Detected by TESS, the planet hunter
The planet in question is orbiting a cool red dwarf 580 light-years away from Earth, in the constellation Auriga. Red dwarfs are small, dim stars that are still converting hydrogen to helium in their cores through nuclear fusion, a stage in a star’s life that astronomers call “main sequence.” They are the most numerous stars in the Milky Way; they make up about 73% of all the stars in our galaxy.
Although at this stage they are cooler than the Sun, they are very active and launch powerful eruptions that can destroy the atmospheres of any planet in orbit. In this case, the newly discovered world, which has been dubbed TOI-3757 b , is so close to its star that it completes an orbit in just 3.5 Earth days, 25 times faster than Mercury.
“Giant planets around red dwarf stars have traditionally been thought to be difficult to form,” explains Shubham Kanodia, a planetary astronomer at the Carnegie Institution for Science’s Earth and Planets Laboratory in his study published in The Astronomical Journal. “Until now, this has only been analyzed with small samples from Doppler surveys, which have generally found giant planets further away from these red dwarf stars.
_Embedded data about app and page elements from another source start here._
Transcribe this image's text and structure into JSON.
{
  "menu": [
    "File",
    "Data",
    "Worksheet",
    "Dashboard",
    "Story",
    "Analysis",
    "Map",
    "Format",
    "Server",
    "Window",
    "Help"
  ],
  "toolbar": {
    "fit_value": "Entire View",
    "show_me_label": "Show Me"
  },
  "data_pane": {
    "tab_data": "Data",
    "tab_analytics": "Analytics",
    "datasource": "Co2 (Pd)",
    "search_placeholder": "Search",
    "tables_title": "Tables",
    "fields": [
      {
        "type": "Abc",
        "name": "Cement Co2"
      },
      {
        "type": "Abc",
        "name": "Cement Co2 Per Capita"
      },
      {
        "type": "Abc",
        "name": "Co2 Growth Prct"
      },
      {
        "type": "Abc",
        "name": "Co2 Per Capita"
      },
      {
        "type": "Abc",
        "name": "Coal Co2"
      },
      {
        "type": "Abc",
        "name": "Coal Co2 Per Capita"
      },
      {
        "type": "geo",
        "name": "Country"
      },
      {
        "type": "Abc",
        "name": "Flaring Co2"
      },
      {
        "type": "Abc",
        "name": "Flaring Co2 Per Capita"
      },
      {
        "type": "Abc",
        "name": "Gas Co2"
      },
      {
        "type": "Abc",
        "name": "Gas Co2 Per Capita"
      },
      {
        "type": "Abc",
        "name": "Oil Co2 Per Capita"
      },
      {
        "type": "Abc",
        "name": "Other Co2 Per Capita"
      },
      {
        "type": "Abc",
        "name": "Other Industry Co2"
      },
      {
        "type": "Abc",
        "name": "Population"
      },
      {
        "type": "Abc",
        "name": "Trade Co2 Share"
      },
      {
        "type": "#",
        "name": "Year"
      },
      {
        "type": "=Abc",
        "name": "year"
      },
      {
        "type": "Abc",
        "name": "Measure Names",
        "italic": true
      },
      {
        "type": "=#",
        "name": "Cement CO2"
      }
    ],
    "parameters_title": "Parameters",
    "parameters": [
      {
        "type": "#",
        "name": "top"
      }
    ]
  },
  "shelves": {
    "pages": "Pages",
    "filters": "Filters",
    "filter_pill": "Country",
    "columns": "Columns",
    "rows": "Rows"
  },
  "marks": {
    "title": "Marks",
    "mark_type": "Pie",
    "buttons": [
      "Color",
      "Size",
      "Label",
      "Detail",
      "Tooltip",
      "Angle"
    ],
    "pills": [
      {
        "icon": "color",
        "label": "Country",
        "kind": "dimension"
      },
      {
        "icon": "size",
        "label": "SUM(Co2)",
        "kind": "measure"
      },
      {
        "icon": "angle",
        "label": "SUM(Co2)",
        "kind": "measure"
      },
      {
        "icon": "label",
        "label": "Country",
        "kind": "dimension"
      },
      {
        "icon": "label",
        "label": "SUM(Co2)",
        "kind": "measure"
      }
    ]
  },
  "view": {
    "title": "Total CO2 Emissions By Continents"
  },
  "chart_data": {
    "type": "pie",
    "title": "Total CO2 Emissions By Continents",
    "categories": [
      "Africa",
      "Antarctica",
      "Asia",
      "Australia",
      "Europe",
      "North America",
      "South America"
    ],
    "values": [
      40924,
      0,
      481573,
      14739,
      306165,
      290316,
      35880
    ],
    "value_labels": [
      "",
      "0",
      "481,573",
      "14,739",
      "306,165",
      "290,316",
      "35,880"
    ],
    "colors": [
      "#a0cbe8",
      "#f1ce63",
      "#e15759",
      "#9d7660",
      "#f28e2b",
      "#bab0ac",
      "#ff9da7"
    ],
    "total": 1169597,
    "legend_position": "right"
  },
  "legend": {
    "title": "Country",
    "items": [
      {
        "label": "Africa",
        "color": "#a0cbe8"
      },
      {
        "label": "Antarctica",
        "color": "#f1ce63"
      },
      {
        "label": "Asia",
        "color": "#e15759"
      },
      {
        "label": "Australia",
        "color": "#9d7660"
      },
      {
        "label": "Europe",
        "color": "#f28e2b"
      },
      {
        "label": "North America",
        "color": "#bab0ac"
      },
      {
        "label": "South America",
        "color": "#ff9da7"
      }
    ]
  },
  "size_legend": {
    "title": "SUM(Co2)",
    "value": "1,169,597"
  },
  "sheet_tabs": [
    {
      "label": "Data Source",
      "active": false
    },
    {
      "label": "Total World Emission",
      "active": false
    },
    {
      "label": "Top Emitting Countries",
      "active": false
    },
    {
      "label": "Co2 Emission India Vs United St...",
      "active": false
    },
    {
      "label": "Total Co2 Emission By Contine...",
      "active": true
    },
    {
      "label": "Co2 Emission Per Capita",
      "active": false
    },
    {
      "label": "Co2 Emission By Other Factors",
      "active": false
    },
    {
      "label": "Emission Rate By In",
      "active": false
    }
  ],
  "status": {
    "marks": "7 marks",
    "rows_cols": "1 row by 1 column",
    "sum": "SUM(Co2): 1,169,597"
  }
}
Until now, we haven’t had a large enough sample of planets to find nearby gas planets in a robust way.
How did this exoplanet form?
Astronomers believe that they can explain how a low-density gas giant formed under such unfavorable and extreme conditions thanks to two main factors: the first relates to how gas giants begin their formation, with rocky cores about 10 times more massive. the mass of Earth, drawing in large amounts of surrounding gas to become Jupiter-like worlds; the lower abundance of heavy elements in the star would suggest that the planet’s core formed more slowly, which, in turn, would have had a major effect on the overall density of the planet after its formation. The orbit also appears to be slightly oval, which means that its distance from the star varies. Perhaps when it gets closer, the atmosphere heats up and expands.
We know that TOI-3757b is slightly larger than Jupiter, because if we know how bright the star is, how much light is blocked tells us how big the exoplanet is. Jupiter, for context, has a mass of about 318 Earths, with an average density of 1.33 grams per cubic centimeter. The average density of TOI-3757b is 0.27 grams per cubic centimeter. It is very fluffy.
The team hopes to find and study other similar fluffy worlds, to help figure out how they form and survive in a place where it should be difficult for them to do so.
“Finding more such systems with giant planets, once theorized to be extremely rare around red dwarfs, is part of our goal of understanding how planets form ,” the researchers conclude.
Referencia: Shubham Kanodia, Jessica Libby-Roberts, Caleb I. Cañas, Joe P. Ninan, Suvrath Mahadevan, Gudmundur Stefansson, Andrea S. J. Lin, Sinclaire Jones, Andrew Monson, Brock A. Parker, Henry A. Kobulnicky, Tera N. Swaby, Luke Powers, Corey Beard, Chad F. Bender, Cullen H. Blake, William D. Cochran, Jiayin Dong, Scott A. Diddams, Connor Fredrick, Arvind F. Gupta, Samuel Halverson, Fred Hearty, Sarah E. Logsdon, Andrew J. Metcalf, Michael W. McElwain, Caroline Morley, Jayadev Rajagopal, Lawrence W. Ramsey, Paul Robertson, Arpita Roy, Christian Schwab, Ryan C. Terrien, John Wisniewski, and Jason T. Wright. TOI-3757 b: A Low-density Gas Giant Orbiting a Solar-metallicity M Dwarf. The Astronomical Journal, Volume 164, Number 3 DOI: DOI: 10.3847/1538-3881/ac7c20